Rating: 3 of 5 stars
- Eloy Jimenez, White Sox
- Kyle Tucker, Astros
- Alex Kirilloff, Twins
- Alex Verdugo, Dodgers
- Tyler O'Neill, Cardinals
- Jesus Sanchez, Rays
- Trevor Larnach, Twins
- Austin Hays, Orioles
- George Valera, Indians
- Moises Gomez, Rays
- Julio Rodriguez, Mariners
- Christin Stewart, Tigers
- Calvin Mitchell, Pirates
- Micker Adolfo, White Sox
- Justin Williams, Cardinals
- Blake Rutherford, White Sox
- Jhon Torres, Cardinals
- Seuly Matias, Royals
- Chris Shaw, Giants
- Lazaro Armenteros, Athletics
As part of our 2019 position rankings, BA staffers are picking one breakout prospect and one prospect they are concerned about at each position. Here are the selections for corner outfield.
Breakout: George Valera, Indians
Julio Rodriguez and Jhon Torres are both teenage corner outfielders I think could jump into our Top 100 during the season. Valera might already be there now had a broken hamate bone not limited him to just six games in his pro debut last summer. Valera ranked as our No. 5 international prospect in a strong 2017 class due his advanced pure hitting ability, and the reports only grew better once Valera signed and was annihilating pitchers during extended spring training. That's only worth so much, of course, but his sweet swing, bat speed, sharp strike-zone discipline, innate barrel control and power trending up all point toward a player who could be a really, really dangerous hitter.

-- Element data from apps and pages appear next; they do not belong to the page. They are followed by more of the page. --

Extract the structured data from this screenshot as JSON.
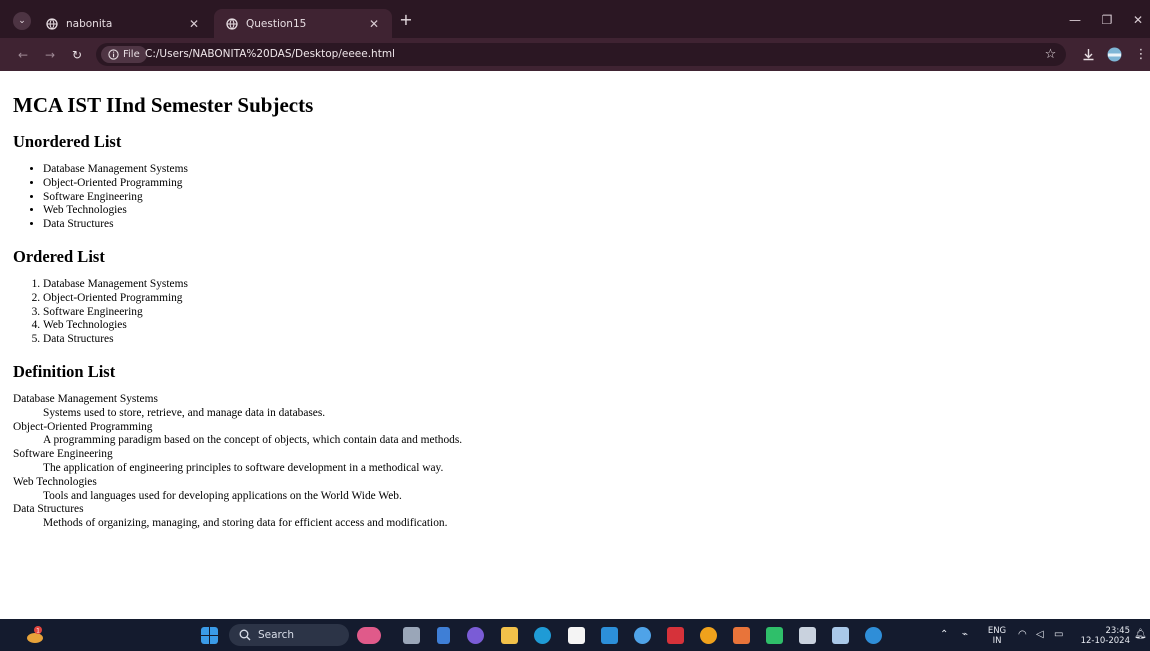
{
  "browser": {
    "tabs": [
      {
        "title": "nabonita",
        "active": false
      },
      {
        "title": "Question15",
        "active": true
      }
    ],
    "new_tab_label": "+",
    "site_chip": "File",
    "url": "C:/Users/NABONITA%20DAS/Desktop/eeee.html",
    "icons": [
      "tab-search-icon",
      "globe-icon",
      "close-icon",
      "plus-icon",
      "minimize-icon",
      "restore-icon",
      "back-icon",
      "forward-icon",
      "reload-icon",
      "info-icon",
      "star-icon",
      "download-icon",
      "profile-avatar",
      "more-icon"
    ]
  },
  "page": {
    "title": "MCA IST IInd Semester Subjects",
    "unordered": {
      "heading": "Unordered List",
      "items": [
        "Database Management Systems",
        "Object-Oriented Programming",
        "Software Engineering",
        "Web Technologies",
        "Data Structures"
      ]
    },
    "ordered": {
      "heading": "Ordered List",
      "items": [
        "Database Management Systems",
        "Object-Oriented Programming",
        "Software Engineering",
        "Web Technologies",
        "Data Structures"
      ]
    },
    "definition": {
      "heading": "Definition List",
      "items": [
        {
          "term": "Database Management Systems",
          "desc": "Systems used to store, retrieve, and manage data in databases."
        },
        {
          "term": "Object-Oriented Programming",
          "desc": "A programming paradigm based on the concept of objects, which contain data and methods."
        },
        {
          "term": "Software Engineering",
          "desc": "The application of engineering principles to software development in a methodical way."
        },
        {
          "term": "Web Technologies",
          "desc": "Tools and languages used for developing applications on the World Wide Web."
        },
        {
          "term": "Data Structures",
          "desc": "Methods of organizing, managing, and storing data for efficient access and modification."
        }
      ]
    }
  },
  "taskbar": {
    "search_label": "Search",
    "language": "ENG",
    "region": "IN",
    "time": "23:45",
    "date": "12-10-2024",
    "widget_badge": "1",
    "colors": {
      "background": "#141b2e",
      "windows_blue": "#3a8fd9"
    }
  },
  "colors": {
    "tabstrip": "#2b1723",
    "toolbar": "#3f2332",
    "omnibox": "#2b1723"
  }
}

Red Flag: Moises Gomez, Rays
We ranked Gomez as a Top 10 prospect in a stacked Rays farm system and a Top 20 prospect last year in the low Class A Midwest League. He definitely elevated his stock from where it was a year ago—and obviously he's been a great bargain for the Rays, who signed him out of Venezuela for $40,000—but I have to tap the brakes a bit on him. He has plus raw power, but there are pretty significant questions still on his ability to adjust to breaking balls and stay within the strike zone. It's already showing up in his 27 percent strikeout rate, and with another four levels to go to the big leagues, that's an area of his game that's going to have to get better for him to be an everyday corner outfielder.
Breakout: Julio Rodriguez, OF, Mariners.
Rodriguez was one of the top prospects in the Mariners' system before he ever played an official game, but after an excellent debut, the expectations for Rodriguez have grown even further. Rodriguez showed his power potential in his Dominican Summer League debut, but he also shown an advanced understanding of selectivity at the plate.
Red Flag: Christin Stewart, Tigers.
Stewart can hit and has power, but the concern here lies almost entirely in his struggles defensively. This Phillies found that Rhys Hoskins' offensive value was diminished by the defensive struggles that came from moving him to left field. Stewart has a similar defensive profile in left field and may fit best as a designated hitter.
Breakout: Jhon Torres, Cardinals
The big Colombian drew rave reviews with both the Indians and Cardinals last year and is one of the biggest helium prospects in the game. He's still growing into his body at 6-foot-4, 199 pounds and has tremendous raw power. He also has the bat speed and feel for the barrel to hit for average, a cannon for an arm and surprising athleticism for his size, allowing him to stay light on his feet and move well in the outfield. All the tools are there for Torres to become an impact, middle-of-the-order mainstay, and he has the work ethic and makeup to get the most from his athletic gifts.
Red Flag: Micker Adolfo, White Sox
It's easy to get excited about Adolfo's big power and big arm, but the amount of swing-and-miss in his game does not portend future success. He struck out 32 percent of the time in low Class A in 2017 and 27 percent of the time in high Class A in 2018, and the pitching is only going to get better the higher he climbs. Add in a Tommy John surgery that makes it unclear if his arm strength is ever going to come back, and there's a lot to be concerned about in Adolfo's game.